Repeat the material in full. Keep every line exactly as it is.

### [Dataset extract]
BEGIN
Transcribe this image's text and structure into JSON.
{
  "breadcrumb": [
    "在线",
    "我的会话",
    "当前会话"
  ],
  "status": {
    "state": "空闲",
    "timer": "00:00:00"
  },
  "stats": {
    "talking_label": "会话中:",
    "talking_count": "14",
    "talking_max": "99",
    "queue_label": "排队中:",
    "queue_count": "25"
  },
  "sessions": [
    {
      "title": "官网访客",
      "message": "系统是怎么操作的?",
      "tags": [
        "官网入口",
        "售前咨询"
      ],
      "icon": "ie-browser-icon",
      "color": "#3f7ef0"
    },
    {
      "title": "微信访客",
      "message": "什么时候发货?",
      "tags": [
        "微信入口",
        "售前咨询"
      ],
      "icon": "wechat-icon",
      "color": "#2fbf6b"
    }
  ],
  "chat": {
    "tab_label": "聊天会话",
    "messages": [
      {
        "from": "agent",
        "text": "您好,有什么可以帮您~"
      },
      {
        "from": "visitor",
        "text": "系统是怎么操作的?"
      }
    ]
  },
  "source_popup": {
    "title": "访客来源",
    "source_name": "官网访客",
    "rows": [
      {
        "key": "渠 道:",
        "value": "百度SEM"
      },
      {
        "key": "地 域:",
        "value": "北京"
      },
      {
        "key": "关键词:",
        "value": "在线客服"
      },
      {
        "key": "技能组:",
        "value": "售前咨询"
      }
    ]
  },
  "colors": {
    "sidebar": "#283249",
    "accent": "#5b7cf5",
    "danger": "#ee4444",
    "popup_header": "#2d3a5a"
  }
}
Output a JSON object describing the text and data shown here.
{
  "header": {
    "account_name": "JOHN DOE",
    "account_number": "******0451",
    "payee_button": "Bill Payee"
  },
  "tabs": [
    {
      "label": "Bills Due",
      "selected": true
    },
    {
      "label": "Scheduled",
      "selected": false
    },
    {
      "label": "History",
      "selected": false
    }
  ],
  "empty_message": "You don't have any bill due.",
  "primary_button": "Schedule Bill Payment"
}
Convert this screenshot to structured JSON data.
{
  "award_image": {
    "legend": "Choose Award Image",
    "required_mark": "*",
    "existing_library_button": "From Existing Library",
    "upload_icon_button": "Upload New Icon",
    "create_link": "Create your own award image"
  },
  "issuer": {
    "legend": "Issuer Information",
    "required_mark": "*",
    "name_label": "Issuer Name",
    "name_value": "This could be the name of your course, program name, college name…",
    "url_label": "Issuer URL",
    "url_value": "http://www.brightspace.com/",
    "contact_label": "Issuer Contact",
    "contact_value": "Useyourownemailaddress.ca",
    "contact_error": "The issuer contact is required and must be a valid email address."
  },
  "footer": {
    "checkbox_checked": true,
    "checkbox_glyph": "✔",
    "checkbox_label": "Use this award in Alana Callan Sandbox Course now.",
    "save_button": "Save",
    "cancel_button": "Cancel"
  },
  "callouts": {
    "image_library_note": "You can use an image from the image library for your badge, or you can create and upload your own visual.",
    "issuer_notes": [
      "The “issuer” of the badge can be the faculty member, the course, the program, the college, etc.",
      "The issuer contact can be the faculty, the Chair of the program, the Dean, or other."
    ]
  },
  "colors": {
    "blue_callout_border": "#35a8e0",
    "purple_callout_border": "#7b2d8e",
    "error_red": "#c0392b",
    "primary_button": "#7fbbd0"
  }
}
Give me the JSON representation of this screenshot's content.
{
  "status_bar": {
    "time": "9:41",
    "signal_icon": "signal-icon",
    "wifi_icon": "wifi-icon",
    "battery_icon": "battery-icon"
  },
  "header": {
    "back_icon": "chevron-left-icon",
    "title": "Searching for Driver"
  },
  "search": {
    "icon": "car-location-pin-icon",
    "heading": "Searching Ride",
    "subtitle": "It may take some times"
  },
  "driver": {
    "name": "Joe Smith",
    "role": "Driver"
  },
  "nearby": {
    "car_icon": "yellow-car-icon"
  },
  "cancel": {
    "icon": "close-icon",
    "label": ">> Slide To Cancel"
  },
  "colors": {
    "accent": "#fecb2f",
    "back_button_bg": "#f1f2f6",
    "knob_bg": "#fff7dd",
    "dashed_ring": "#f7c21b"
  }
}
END
### [Task solution]
Transcribe this image's text and structure into JSON.
{
  "breadcrumb": [
    "在线",
    "我的会话",
    "当前会话"
  ],
  "status": {
    "state": "空闲",
    "timer": "00:00:00"
  },
  "stats": {
    "talking_label": "会话中:",
    "talking_count": "14",
    "talking_max": "99",
    "queue_label": "排队中:",
    "queue_count": "25"
  },
  "sessions": [
    {
      "title": "官网访客",
      "message": "系统是怎么操作的?",
      "tags": [
        "官网入口",
        "售前咨询"
      ],
      "icon": "ie-browser-icon",
      "color": "#3f7ef0"
    },
    {
      "title": "微信访客",
      "message": "什么时候发货?",
      "tags": [
        "微信入口",
        "售前咨询"
      ],
      "icon": "wechat-icon",
      "color": "#2fbf6b"
    }
  ],
  "chat": {
    "tab_label": "聊天会话",
    "messages": [
      {
        "from": "agent",
        "text": "您好,有什么可以帮您~"
      },
      {
        "from": "visitor",
        "text": "系统是怎么操作的?"
      }
    ]
  },
  "source_popup": {
    "title": "访客来源",
    "source_name": "官网访客",
    "rows": [
      {
        "key": "渠 道:",
        "value": "百度SEM"
      },
      {
        "key": "地 域:",
        "value": "北京"
      },
      {
        "key": "关键词:",
        "value": "在线客服"
      },
      {
        "key": "技能组:",
        "value": "售前咨询"
      }
    ]
  },
  "colors": {
    "sidebar": "#283249",
    "accent": "#5b7cf5",
    "danger": "#ee4444",
    "popup_header": "#2d3a5a"
  }
}
Output a JSON object describing the text and data shown here.
{
  "header": {
    "account_name": "JOHN DOE",
    "account_number": "******0451",
    "payee_button": "Bill Payee"
  },
  "tabs": [
    {
      "label": "Bills Due",
      "selected": true
    },
    {
      "label": "Scheduled",
      "selected": false
    },
    {
      "label": "History",
      "selected": false
    }
  ],
  "empty_message": "You don't have any bill due.",
  "primary_button": "Schedule Bill Payment"
}
Convert this screenshot to structured JSON data.
{
  "award_image": {
    "legend": "Choose Award Image",
    "required_mark": "*",
    "existing_library_button": "From Existing Library",
    "upload_icon_button": "Upload New Icon",
    "create_link": "Create your own award image"
  },
  "issuer": {
    "legend": "Issuer Information",
    "required_mark": "*",
    "name_label": "Issuer Name",
    "name_value": "This could be the name of your course, program name, college name…",
    "url_label": "Issuer URL",
    "url_value": "http://www.brightspace.com/",
    "contact_label": "Issuer Contact",
    "contact_value": "Useyourownemailaddress.ca",
    "contact_error": "The issuer contact is required and must be a valid email address."
  },
  "footer": {
    "checkbox_checked": true,
    "checkbox_glyph": "✔",
    "checkbox_label": "Use this award in Alana Callan Sandbox Course now.",
    "save_button": "Save",
    "cancel_button": "Cancel"
  },
  "callouts": {
    "image_library_note": "You can use an image from the image library for your badge, or you can create and upload your own visual.",
    "issuer_notes": [
      "The “issuer” of the badge can be the faculty member, the course, the program, the college, etc.",
      "The issuer contact can be the faculty, the Chair of the program, the Dean, or other."
    ]
  },
  "colors": {
    "blue_callout_border": "#35a8e0",
    "purple_callout_border": "#7b2d8e",
    "error_red": "#c0392b",
    "primary_button": "#7fbbd0"
  }
}
Give me the JSON representation of this screenshot's content.
{
  "status_bar": {
    "time": "9:41",
    "signal_icon": "signal-icon",
    "wifi_icon": "wifi-icon",
    "battery_icon": "battery-icon"
  },
  "header": {
    "back_icon": "chevron-left-icon",
    "title": "Searching for Driver"
  },
  "search": {
    "icon": "car-location-pin-icon",
    "heading": "Searching Ride",
    "subtitle": "It may take some times"
  },
  "driver": {
    "name": "Joe Smith",
    "role": "Driver"
  },
  "nearby": {
    "car_icon": "yellow-car-icon"
  },
  "cancel": {
    "icon": "close-icon",
    "label": ">> Slide To Cancel"
  },
  "colors": {
    "accent": "#fecb2f",
    "back_button_bg": "#f1f2f6",
    "knob_bg": "#fff7dd",
    "dashed_ring": "#f7c21b"
  }
}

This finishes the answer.